# [Aim of the task]
Could you filter the records below down to the lines that include the word "null"?

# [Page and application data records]
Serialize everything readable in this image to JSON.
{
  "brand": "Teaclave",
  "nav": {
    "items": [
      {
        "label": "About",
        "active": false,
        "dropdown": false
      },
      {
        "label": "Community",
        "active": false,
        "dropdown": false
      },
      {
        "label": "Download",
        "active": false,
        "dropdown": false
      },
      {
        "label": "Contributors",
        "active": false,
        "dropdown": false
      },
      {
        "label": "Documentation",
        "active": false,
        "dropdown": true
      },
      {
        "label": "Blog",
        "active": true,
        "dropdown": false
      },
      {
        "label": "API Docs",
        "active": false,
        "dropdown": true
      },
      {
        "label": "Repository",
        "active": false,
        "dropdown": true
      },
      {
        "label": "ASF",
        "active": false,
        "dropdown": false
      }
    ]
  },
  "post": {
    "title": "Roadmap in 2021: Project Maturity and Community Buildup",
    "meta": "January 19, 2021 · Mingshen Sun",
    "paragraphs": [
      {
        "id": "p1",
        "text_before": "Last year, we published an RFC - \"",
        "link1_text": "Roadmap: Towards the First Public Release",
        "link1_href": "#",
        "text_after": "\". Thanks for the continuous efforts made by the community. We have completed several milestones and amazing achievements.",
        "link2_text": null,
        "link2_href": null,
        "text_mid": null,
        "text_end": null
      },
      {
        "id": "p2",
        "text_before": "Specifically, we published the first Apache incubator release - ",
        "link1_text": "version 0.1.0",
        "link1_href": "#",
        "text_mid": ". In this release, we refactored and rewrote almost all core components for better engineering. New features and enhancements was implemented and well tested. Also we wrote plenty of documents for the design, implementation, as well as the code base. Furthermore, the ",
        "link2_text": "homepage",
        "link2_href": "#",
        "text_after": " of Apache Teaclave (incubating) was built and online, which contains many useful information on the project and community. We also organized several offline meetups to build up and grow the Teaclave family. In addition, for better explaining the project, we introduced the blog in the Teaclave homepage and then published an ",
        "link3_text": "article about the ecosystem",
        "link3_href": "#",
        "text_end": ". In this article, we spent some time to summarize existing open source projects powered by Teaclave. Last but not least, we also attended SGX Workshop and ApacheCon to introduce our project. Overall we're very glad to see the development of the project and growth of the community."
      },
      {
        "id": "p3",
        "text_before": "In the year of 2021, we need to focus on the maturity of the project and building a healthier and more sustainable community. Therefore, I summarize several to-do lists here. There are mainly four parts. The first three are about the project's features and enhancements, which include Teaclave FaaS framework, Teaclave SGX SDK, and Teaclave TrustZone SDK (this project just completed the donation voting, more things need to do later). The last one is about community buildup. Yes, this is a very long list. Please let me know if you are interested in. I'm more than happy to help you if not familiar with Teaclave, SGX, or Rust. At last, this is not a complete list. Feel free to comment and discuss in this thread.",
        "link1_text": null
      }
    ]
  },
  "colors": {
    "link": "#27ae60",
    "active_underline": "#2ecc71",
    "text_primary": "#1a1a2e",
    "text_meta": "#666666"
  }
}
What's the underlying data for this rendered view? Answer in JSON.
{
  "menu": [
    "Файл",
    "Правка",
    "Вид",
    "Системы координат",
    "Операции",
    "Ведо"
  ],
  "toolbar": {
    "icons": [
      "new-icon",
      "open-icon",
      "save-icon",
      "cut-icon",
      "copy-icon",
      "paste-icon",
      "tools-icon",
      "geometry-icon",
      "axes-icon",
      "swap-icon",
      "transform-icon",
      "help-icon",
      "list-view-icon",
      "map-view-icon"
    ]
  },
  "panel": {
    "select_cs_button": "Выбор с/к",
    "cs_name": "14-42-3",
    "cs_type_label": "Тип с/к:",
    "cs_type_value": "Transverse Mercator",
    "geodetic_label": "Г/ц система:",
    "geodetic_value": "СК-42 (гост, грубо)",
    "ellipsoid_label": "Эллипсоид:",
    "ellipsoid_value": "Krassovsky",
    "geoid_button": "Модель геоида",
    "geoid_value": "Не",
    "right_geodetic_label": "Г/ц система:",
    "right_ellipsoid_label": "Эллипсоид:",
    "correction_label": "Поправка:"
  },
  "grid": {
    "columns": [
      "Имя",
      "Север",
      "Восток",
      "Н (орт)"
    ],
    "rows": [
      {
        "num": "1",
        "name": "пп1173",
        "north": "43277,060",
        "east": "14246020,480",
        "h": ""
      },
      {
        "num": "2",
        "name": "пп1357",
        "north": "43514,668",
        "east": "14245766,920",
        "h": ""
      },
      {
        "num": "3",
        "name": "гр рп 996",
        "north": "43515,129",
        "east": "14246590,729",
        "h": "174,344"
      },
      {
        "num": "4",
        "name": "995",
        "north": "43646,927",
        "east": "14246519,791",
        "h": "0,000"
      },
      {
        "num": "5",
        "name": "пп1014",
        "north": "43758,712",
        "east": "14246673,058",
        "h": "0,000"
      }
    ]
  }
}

# [Response to this task]
        "link2_text": null,
        "link2_href": null,
        "text_mid": null,
        "text_end": null
        "link1_text": null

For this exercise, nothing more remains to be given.